Work request =
All lines with the word "chevron" are to be found and copied from the listing.

Task input =
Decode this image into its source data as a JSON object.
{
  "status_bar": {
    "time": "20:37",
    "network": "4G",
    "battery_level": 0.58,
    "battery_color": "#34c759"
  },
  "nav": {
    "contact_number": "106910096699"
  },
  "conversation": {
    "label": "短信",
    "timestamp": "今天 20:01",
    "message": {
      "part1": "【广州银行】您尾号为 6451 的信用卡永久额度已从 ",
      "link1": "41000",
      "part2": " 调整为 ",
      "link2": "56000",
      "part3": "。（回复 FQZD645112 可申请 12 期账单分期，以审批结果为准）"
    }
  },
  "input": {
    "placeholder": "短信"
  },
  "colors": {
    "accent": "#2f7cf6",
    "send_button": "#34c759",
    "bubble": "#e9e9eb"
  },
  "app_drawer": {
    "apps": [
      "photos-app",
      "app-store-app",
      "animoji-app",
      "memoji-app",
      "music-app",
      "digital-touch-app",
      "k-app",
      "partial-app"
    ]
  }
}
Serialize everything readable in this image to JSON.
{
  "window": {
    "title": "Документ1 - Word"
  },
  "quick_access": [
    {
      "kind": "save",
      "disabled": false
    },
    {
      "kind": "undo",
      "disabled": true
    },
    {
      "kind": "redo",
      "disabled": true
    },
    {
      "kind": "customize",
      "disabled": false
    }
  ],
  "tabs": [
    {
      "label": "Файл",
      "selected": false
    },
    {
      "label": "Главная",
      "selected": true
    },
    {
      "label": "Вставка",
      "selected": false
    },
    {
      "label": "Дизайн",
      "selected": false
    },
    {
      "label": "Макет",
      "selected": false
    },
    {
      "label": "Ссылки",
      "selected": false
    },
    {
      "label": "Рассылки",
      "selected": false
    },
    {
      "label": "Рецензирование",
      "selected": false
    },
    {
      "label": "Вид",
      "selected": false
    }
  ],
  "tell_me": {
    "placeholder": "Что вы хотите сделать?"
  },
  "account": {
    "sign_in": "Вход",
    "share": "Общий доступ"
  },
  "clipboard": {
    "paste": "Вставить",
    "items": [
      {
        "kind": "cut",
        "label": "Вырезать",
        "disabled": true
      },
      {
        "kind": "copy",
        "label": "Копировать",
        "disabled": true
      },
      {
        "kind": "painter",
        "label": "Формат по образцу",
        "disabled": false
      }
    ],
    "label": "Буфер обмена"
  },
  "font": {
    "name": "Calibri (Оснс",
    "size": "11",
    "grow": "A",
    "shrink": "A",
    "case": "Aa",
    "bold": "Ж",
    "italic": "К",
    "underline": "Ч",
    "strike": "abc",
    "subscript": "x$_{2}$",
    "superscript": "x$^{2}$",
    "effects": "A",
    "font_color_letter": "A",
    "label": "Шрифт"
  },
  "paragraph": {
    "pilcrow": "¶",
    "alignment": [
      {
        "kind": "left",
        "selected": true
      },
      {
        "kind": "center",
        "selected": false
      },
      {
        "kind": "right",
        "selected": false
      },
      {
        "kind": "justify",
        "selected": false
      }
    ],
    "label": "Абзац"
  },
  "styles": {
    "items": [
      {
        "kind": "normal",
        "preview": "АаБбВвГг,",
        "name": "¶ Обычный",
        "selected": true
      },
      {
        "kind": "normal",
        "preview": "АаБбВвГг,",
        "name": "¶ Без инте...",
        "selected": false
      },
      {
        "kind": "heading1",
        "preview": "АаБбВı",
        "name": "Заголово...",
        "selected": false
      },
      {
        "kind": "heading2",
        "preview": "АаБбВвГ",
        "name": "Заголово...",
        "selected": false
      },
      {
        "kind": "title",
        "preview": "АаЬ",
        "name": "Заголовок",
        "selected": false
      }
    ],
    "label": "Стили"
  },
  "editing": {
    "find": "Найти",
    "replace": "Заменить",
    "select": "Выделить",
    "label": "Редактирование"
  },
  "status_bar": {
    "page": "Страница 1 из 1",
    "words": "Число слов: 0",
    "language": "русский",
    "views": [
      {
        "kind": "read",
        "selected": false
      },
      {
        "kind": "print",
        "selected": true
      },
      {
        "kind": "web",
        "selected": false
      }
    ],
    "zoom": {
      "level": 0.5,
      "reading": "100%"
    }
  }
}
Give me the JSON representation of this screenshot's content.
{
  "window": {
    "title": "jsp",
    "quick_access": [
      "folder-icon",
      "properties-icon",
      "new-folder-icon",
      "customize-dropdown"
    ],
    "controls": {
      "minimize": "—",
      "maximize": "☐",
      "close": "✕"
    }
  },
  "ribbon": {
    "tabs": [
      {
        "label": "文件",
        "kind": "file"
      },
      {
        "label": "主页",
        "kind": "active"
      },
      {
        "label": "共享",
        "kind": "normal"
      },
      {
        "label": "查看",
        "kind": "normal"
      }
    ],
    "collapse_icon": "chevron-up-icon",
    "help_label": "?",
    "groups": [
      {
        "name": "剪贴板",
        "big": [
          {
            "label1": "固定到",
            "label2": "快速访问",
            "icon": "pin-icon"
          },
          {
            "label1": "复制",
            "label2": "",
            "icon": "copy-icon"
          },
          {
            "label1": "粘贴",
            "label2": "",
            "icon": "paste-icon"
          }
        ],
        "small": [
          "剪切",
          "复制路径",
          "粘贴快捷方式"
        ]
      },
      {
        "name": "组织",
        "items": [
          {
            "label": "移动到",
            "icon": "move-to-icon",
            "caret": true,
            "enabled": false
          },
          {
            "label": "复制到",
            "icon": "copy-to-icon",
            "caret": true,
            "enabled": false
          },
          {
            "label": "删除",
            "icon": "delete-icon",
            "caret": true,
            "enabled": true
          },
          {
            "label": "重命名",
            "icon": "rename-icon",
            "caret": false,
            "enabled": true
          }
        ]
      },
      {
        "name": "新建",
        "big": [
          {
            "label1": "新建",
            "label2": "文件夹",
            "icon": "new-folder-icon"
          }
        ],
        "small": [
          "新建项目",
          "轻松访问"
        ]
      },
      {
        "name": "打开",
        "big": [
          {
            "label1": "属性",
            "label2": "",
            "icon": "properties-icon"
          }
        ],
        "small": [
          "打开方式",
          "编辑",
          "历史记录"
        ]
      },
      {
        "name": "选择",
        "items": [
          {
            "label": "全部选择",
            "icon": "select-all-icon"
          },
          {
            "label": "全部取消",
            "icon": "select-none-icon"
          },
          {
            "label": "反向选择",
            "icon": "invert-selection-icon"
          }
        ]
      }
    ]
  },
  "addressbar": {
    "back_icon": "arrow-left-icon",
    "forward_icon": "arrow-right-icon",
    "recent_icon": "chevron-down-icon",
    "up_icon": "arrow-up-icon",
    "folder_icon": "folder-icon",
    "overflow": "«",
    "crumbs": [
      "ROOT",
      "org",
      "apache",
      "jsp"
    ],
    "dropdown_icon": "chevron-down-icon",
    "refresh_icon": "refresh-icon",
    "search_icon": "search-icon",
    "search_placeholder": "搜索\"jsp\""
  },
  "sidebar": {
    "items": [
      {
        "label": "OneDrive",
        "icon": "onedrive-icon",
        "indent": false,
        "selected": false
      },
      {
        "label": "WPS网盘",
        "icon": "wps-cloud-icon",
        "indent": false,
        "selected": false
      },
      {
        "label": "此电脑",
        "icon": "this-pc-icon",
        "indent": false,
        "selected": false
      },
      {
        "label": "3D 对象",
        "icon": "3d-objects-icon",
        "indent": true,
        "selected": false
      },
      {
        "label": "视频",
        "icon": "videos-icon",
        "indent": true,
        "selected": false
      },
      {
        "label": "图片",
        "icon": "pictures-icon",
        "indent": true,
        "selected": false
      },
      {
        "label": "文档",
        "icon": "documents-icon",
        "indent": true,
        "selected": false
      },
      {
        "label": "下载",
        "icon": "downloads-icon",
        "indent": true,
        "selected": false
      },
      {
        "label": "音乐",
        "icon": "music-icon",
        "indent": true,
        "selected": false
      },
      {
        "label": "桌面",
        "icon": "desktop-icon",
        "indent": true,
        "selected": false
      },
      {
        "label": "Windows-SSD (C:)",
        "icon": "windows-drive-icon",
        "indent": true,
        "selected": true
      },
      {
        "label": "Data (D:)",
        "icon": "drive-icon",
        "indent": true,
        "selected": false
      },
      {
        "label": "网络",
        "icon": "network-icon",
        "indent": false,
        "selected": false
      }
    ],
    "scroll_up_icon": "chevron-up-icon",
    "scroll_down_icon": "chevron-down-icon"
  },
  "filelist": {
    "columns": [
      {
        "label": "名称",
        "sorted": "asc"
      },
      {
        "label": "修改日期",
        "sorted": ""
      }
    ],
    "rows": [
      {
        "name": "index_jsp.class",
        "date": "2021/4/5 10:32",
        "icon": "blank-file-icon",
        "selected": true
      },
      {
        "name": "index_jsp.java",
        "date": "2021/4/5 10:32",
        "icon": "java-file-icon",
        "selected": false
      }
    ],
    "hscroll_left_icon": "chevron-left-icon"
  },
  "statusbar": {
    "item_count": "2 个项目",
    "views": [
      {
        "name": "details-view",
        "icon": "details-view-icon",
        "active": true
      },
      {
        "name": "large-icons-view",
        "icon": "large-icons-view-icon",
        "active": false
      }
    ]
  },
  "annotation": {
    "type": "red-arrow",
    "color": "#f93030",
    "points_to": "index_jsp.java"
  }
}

Result of this task =
    "collapse_icon": "chevron-up-icon",
    "recent_icon": "chevron-down-icon",
    "dropdown_icon": "chevron-down-icon",
    "scroll_up_icon": "chevron-up-icon",
    "scroll_down_icon": "chevron-down-icon"
    "hscroll_left_icon": "chevron-left-icon"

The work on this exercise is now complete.